08-23-2018 09:52 AM
i have a quesiton on crossports and setting them up. My understanding from reading the Fabric OS administrators guide is that crossports are used as a failover mechanism on a 10GbE enabled extension blade.
I take this to mean if i have xge1 configured with a circuit on VE port 12 (configured as VEX in my case), in the same blade, i can configure xge0 as a crossport and if for some reason xge1 goes belly up (bad sfp, bad cable, whatever), xge0 will allow vex port 12 to continue on it's way. is this correct? (routing needs to be there too though)
I am a bit hung up on the language written in the admin guide where it refers to local and remote ports. when i think of remote, i am thinking the remote switch in the remote site with it's own ports, but i believe that the documentation is refering to the 2 10gbe ports in the same blade. xge1 local and xge0 remote are in the same extension blade, just the terminilogy is a bit odd.
08-23-2018 10:58 AM
I need a bit more info to be able to provide you what you might be looking for.
Are you trying to create a failover path for your traffic?
Are you trying configure a failover path that is used during FOS updates?
If you want redundancy in your Tunnel (VE port), just create 2 circuits for the same tunnel, using for instance, xge0 and xge1. This way if you experience any of the failures you mention on any one of those ports, you have redundancy and your data continues to flow.

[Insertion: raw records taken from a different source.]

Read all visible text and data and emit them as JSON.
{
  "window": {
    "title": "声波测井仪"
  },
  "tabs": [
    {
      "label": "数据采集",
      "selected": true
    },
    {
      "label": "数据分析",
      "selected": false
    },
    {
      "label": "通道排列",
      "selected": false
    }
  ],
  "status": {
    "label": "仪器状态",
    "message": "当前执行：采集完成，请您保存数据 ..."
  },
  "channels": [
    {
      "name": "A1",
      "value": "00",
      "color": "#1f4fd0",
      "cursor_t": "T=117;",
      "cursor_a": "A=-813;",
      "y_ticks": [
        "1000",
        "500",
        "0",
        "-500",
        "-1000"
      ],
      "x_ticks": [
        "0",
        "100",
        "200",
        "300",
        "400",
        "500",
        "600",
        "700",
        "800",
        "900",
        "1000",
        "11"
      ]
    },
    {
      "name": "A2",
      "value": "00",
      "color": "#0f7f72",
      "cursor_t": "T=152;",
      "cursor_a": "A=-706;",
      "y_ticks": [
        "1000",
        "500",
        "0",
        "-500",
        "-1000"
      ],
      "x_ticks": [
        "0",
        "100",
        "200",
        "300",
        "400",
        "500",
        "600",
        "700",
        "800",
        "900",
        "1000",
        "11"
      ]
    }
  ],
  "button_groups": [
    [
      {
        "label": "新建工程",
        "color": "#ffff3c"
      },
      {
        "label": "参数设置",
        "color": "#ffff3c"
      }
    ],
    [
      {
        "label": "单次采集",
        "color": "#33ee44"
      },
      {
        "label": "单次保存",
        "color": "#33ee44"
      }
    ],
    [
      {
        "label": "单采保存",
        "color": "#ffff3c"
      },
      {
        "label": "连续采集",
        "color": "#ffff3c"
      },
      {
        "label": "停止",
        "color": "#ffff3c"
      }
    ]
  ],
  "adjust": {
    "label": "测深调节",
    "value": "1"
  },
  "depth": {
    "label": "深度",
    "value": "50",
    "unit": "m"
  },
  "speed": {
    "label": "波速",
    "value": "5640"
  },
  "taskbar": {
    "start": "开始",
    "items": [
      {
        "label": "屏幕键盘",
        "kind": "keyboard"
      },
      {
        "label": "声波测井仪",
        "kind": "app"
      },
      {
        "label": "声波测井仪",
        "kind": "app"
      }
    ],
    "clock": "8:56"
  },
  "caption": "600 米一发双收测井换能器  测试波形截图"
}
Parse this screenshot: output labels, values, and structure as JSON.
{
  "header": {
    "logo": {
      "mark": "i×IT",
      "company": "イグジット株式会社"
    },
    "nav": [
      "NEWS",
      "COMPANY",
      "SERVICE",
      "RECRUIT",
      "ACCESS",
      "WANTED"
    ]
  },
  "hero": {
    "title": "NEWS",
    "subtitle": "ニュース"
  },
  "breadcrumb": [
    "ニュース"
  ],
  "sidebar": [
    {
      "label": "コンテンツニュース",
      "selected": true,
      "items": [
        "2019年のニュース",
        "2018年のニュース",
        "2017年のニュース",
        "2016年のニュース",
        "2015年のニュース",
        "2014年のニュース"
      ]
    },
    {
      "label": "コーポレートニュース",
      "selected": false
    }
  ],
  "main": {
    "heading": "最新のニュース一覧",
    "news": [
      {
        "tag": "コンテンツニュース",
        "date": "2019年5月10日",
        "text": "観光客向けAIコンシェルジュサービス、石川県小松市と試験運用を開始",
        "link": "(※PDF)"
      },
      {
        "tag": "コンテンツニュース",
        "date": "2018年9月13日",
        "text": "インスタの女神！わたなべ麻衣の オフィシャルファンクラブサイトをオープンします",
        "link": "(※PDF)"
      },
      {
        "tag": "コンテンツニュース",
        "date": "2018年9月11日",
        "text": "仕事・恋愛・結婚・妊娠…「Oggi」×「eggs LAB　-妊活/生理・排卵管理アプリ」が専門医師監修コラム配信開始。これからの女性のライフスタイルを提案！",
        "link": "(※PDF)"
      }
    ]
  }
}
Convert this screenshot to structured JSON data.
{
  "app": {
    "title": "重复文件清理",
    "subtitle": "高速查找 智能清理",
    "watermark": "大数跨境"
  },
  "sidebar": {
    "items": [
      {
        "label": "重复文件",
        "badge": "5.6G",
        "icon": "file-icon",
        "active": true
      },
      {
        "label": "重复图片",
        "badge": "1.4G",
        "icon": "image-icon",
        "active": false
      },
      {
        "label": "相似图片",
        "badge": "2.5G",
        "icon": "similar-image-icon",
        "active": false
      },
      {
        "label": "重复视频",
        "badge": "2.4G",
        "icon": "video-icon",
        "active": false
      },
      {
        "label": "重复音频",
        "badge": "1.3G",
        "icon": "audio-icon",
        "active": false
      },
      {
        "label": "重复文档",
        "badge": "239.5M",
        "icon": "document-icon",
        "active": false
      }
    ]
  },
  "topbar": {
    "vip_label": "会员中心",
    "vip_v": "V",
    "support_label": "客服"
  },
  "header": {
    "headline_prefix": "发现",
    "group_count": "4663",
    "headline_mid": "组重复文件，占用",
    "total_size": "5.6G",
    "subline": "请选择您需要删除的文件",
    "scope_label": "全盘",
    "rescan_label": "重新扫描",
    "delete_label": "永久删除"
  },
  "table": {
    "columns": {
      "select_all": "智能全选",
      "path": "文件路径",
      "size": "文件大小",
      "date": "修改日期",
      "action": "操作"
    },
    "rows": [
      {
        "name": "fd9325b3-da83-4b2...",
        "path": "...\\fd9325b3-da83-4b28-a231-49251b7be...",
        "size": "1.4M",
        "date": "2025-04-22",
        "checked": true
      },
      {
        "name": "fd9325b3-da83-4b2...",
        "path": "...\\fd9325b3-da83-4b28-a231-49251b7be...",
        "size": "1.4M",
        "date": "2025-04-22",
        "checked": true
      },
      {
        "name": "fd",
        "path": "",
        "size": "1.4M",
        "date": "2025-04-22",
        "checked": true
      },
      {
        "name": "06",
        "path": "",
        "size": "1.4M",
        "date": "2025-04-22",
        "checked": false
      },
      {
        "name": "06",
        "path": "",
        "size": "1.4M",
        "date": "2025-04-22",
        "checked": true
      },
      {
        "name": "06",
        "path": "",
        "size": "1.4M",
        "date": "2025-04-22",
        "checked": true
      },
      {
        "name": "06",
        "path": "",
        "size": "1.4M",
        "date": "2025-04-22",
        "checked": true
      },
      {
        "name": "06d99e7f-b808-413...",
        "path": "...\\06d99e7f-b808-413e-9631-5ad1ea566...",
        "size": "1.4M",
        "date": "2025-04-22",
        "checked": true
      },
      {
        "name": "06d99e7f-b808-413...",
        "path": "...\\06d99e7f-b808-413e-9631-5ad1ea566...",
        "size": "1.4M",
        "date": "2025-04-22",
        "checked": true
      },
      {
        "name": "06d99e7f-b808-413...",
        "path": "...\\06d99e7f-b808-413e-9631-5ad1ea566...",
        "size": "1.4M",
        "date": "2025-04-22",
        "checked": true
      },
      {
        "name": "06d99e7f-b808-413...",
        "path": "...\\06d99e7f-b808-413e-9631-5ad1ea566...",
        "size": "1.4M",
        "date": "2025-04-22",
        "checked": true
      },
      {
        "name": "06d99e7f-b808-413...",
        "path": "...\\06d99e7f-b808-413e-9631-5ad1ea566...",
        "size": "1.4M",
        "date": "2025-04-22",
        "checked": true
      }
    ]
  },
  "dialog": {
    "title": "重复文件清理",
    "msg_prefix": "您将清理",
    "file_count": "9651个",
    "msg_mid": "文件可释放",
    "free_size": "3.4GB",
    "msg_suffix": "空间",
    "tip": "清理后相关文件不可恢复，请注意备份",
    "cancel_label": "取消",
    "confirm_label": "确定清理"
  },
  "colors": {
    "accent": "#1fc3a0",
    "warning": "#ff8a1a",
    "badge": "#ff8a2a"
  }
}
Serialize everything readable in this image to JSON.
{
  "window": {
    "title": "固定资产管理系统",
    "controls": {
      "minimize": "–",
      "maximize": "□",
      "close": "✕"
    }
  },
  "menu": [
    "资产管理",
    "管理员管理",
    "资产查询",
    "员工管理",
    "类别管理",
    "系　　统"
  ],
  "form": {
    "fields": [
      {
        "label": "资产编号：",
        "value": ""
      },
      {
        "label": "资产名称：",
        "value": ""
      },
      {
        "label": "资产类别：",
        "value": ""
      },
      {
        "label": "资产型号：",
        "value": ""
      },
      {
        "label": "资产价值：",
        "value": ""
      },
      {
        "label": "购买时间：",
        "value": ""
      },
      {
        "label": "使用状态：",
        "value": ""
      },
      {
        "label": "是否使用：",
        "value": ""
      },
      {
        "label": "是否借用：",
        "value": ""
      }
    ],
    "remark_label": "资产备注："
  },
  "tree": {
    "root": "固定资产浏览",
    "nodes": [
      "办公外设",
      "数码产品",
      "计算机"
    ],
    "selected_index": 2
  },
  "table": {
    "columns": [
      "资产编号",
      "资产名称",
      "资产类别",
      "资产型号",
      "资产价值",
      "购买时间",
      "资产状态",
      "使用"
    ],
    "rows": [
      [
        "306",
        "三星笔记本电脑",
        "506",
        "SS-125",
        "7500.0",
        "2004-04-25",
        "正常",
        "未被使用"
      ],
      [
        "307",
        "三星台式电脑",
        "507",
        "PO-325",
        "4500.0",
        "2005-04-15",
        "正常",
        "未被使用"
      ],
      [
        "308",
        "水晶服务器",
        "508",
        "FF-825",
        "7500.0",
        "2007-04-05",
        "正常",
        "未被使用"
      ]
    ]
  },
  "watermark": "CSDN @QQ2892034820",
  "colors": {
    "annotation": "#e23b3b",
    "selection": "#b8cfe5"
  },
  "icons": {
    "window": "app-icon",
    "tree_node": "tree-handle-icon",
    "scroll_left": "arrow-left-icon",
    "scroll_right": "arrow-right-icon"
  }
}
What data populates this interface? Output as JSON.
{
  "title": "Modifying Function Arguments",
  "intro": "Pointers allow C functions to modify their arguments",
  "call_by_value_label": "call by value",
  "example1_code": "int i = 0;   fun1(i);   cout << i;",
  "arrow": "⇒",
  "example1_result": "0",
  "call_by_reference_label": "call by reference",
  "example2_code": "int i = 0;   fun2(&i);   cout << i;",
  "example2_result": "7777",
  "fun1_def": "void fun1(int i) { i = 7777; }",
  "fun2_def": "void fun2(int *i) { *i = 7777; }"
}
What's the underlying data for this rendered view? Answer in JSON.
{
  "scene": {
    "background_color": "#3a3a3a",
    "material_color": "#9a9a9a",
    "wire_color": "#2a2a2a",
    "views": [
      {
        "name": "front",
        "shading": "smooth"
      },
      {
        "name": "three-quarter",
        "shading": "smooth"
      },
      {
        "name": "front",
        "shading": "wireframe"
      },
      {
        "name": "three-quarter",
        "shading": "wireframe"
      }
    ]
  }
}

If you are looking for FOS update concurrency, let me know and I can provide you with a simple diagram that demostrates the local and remote references.
08-23-2018 11:17 AM
Looking to create a failover path in case one of the aforementioned issues arise.
This is a fx8-24 blade in a DCX installed in only one switch per site by the way
so if i create tunnel using VEX port 12, i thought that only xge1 provided that tunnel ID, and xge0 could not use it unless crossport was configured?
From a san design best practice pdf -
Often, for purposes of redundancy and resiliency, an FCIP Trunk has circuits that extend out of both of the 10
GbE interfaces. Each 10 GbE interface (XGE) has “native” VE_Ports from one of the two groups (xge1:12-21
or xge0:22-31). If you wish to extend a circuit from VE_Port 12 through xge0, you must use something called
a cross-port. A cross-port requires an ipif and iproute that have been configured and explicitly designated for
cross-port use; otherwise, the circuit cannot be configured for the non-native 10 GbE interface. By merely
designating the ipif and iproutes to be used with non-native XGE interfaces, you can configure this type of circuit
but are you saying i dont need to configure crossports?.
I also found this which may be what i need, but i would appreciate the diagram you mentioned as i get things better when i see them
Configures an interface for a failover crossport. A crossport is defined as the
nonlocal (secondary) XGE port to a VE_Port group that provides failover
capabilities for the tunnel configured on the local XGE port. For VE_Ports
12-21, xge1 is the local XGE port and xge0 is the crossport. For VE_Ports
22-31, xge0 is the local XGE port and xge1 is the crossport. This operand is
optional and supported only on the Brocade FX8-24 XGE ports